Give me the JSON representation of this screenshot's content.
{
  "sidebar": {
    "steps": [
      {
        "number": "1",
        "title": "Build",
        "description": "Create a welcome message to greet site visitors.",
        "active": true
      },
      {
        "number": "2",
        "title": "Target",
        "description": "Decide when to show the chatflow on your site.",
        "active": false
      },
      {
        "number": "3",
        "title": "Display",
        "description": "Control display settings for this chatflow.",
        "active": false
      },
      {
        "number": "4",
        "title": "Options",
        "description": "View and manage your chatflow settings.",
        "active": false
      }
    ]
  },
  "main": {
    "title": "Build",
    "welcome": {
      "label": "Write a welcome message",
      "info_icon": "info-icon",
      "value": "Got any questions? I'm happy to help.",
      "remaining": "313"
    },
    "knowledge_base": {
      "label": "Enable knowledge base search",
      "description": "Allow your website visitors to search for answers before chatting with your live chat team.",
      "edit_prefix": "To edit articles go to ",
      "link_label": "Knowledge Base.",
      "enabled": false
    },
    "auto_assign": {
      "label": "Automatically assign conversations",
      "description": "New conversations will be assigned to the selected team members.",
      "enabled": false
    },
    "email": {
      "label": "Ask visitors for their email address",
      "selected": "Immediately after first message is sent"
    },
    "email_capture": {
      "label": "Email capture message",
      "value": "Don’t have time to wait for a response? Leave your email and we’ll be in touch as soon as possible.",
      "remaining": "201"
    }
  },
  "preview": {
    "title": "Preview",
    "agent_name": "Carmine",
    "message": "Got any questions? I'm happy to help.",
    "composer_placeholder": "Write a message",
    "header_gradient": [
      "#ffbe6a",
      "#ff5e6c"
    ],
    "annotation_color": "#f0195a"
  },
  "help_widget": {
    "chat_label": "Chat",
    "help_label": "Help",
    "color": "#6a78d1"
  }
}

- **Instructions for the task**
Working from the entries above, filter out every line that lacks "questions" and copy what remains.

- **Written reply**
      "value": "Got any questions? I'm happy to help.",
    "message": "Got any questions? I'm happy to help.",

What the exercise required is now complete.